What's Next In Apple's (AAPL) Product Cycle?
Following Apple's (AAPL) stock split, its impressive second-quarter, where the company shipped over 47 million iPhones and a developer conference that whet the appetites for investors, the big question remains -- what's next for Apple?
A lot more than you think.
Credit Suisse analyst Kulbinder Garcha, who rates shares neutral with an $86 price target, notes that there could be as much as 13% upside for the stock, especially if Apple is able to raise prices on the next iPhone, and the iWatch is as big a hit as everyone thinks it will be.
"The upcoming product releases will likely contain updates to iPad and iPhone and the introduction of a wearable (iWatch)," Garcha wrote in the note. "For the iPhone, we expect two devices; one 4.7-inch and one 5.5-inch, both with faster processors and improved cameras.

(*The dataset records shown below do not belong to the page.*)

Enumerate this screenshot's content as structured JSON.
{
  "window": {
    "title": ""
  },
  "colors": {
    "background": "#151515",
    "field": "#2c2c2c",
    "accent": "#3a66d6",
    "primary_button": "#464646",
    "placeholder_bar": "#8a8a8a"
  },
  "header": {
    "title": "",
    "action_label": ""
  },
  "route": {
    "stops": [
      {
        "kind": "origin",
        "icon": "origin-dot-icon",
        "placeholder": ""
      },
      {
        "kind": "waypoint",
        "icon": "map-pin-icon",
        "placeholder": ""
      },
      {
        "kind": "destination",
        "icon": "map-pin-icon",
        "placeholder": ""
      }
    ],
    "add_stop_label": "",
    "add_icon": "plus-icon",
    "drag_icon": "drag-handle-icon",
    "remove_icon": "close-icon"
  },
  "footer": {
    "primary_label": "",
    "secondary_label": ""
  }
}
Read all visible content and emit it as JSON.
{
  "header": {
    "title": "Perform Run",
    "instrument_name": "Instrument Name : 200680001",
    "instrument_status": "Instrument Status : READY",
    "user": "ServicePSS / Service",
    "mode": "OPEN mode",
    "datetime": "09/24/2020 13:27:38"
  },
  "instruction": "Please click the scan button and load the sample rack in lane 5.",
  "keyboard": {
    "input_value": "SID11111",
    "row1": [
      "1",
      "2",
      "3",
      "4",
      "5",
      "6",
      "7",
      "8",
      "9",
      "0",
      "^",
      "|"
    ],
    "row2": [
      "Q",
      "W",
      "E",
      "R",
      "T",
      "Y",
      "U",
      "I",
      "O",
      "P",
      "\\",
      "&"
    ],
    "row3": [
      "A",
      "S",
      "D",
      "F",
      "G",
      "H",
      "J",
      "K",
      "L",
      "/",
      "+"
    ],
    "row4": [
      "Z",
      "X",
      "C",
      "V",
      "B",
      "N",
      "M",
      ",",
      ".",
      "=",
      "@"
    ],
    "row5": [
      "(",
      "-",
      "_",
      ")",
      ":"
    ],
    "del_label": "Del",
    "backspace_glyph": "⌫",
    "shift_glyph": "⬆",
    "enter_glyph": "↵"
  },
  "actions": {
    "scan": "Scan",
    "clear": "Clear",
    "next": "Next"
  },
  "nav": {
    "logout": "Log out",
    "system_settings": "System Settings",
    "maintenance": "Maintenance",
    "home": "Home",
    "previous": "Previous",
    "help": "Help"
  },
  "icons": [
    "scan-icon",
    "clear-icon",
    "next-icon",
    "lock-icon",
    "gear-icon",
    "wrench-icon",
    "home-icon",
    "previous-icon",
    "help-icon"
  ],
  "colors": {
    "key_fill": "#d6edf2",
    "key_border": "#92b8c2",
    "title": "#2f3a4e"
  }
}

We also expect a new product category (likely an iWatch). Of these, the iPhone is the most important to fundamentals and the iWatch the most important to judging the sustainability of Apple's innovation."
Initially, new product cycles at Apple hurt gross margins, a closely watched level for a company that charges premium prices for its products. With a new iPhone product cycle coming later this year, Garcha believes that gross margins could be lowered by as much as 400 basis points, even if Apple hikes prices on the new phones.
"We believe the two larger screen devices will likely be 30% and 50-60% larger in surface area, once we account for screen cost, manufacturing, and processor hikes," Garcha wrote in the note. In the fiscal second-quarter, Apple's gross margin was 39.3%, the highest it's been in some time, as the company works on cutting costs and improving efficiencies. Apple does not break down gross margins for each separate product.
In the fiscal second quarter, Apple shipped 47.3 million iPhones, as the company generated quarterly revenue of $45.6 billion, earning $11.62 a share.The most important thing for Apple in the near term will be the mix, or how many of each phone will be sold. Garcha notes that the 4.7-inch version could really hurt gross margins, so if more people buy this phone (Garcha assumes 65% of people will buy this version), that could potentially affect Apple's earnings in a major way.
A major unknown right now is the replacement cycle for iPhones. Right now, they are at around 23 months, but if that bumps up to around 21 months, due in part to consumers wanting large screen iPhones, that could not only cause Apple's 230 million iPhone user base to upgrade faster, but also steal some Android users as well, given the fact that many Android phones, including most of Samsung's phones, are more than 4 inches.
As carriers increasingly try to move away from subsidies (programs such as Verizon Edge, AT&T Next), the customer is being asked to foot the bill, which may provide some cautious buying habits from consumers, and US carrier obligations (how many units they must purchase) are set to come to an end. The new agreements are not in place yet, but could prove an issue for Apple, if it's not able to get what it wants from the likes of Sprint (S), Verizon (VZ), AT&T (T) and others.
Despite those headwinds, Apple has a lot going for it, as consumer demand for Apple products continues to remain high, and the company is incredibly confident about its pipeline. In a recent Re/Code interview, Eddy Cue said Apple's portfolio is "the best in 25 years," but did not go into detail. With the media and industry analysts advocating Apple's product lineup for 2014, this could put Apple in an even better negotiating stance with carriers than it has in the past.
"Apple retains pricing power with carriers, by not supporting the iPhone launch equally," Garcha wrote in the note. "As a result carriers will suffer from subscriber churn. This means Apple will attract the same if not more support over this launch."
Aside from the excitement surrounding the new iPhones and the new iPads, comes Apple's move into wearable technology. After Apple's Worldwide Developer Conference (WWDC) earlier this month, the excitement exploded, as Apple released not only its Health app as part of iOS 8, but HealthKit, a platform that allows doctors and hospitals to monitor your data (with your permission). Garcha believes the iWatch will be launched in the fourth quarter of this year, and could generate as much as 70 cents a share in earnings power to Apple, assuming it costs $300.
At WWDC, Apple also announced Continuity, something that allows users to start a document on one device and pick it up on another, and Garcha believes the iWatch could be a part of this as well. "Apple’s advantage is its ability to integrate core features from messaging, data synchronization, and video calling through its iPhone, iPad and PC product portfolio," Garcha wrote in the note. This not only helps existing Apple customers, but is a big draw for people who want their devices to talk to each other, and work in sync with each other.
The second half of 2014 is shaping up to be a massive few months for Apple, as the company releases a slew of new products, software, services and potentially more. We already know about the watch, the phone(s), and the tablets, but given Apple's penchant for surprises (its latest being a new developer language), maybe, just maybe, we'll get "one more thing" as well.